  • Salter, Mike, 1997, The Castles and Tower Houses of Northumberland (Malvern: Folly Publications) p. 115 (slight)
  • King, D.J.C., 1983, Castellarium Anglicanum (London: Kraus) Vol. 2 p. 354
  • Graham, Frank, 1976, The Castles of Northumberland (Newcastle-upon-Tyne: Frank Graham) p. 289
  • Long, B., 1967, Castles of Northumberland (Newcastle-upon-Tyne) p. 143
  • Bateson, Edward (ed), 1893, Northumberland County History (Newcastle-upon-Tyne) Vol. 1 p. 318-19 online copy
  • MacLauchlan, H. 1867, Notes not included in the memoirs already published on Roman roads in Northumberland (London) p. 10 online copy


  • Hodgson, J.C., 1916, 'List of Ruined Towers, Chapels, etc., in Northumberland; compiled about 1715 by John Warburton, Somerset Herald, aided by John Horsley' Archaeologia Aeliana (ser3) Vol. 13 p. 4 abridged transcription

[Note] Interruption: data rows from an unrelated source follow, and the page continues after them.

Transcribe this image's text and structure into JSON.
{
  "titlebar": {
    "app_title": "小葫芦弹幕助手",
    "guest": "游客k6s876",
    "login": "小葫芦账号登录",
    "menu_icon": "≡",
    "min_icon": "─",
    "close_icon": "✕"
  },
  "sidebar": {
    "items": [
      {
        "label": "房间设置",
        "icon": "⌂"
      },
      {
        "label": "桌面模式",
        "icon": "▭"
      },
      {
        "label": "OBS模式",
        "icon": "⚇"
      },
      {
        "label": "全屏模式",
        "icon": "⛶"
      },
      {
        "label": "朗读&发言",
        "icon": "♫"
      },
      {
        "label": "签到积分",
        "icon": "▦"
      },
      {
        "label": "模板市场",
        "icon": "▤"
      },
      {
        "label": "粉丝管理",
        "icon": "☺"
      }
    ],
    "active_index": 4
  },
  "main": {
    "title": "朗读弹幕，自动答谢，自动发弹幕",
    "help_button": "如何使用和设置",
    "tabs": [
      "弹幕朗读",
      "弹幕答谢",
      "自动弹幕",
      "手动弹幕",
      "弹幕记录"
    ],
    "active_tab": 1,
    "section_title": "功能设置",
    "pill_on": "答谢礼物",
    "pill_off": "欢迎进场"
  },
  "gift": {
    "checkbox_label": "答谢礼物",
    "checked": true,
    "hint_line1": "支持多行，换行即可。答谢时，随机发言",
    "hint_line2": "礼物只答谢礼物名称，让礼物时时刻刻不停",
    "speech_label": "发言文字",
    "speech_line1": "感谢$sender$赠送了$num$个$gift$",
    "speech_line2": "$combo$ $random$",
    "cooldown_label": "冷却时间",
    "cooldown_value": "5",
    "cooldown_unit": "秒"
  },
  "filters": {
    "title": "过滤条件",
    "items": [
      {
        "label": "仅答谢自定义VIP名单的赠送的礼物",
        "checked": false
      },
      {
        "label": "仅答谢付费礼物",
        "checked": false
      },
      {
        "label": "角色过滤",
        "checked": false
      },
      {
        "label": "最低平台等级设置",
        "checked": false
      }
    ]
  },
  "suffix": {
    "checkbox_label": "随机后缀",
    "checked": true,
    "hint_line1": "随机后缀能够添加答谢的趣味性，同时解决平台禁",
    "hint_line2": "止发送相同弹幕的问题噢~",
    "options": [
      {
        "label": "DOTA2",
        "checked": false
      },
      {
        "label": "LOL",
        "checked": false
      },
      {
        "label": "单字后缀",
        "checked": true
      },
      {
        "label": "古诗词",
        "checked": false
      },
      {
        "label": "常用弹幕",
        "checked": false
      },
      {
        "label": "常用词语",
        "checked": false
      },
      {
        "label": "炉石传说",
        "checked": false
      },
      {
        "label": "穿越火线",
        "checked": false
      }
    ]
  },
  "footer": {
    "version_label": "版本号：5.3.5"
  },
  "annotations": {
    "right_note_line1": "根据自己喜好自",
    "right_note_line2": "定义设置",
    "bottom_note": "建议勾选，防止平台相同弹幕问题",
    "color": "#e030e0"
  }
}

  • Simpson, F.R., 1869-72, 'On the Pele Tower at North Sunderland, and some Coins found in its Vicinity in 1832-3' History of the Berwickshire Naturalist Club Vol. 6 p. 345-6 online copy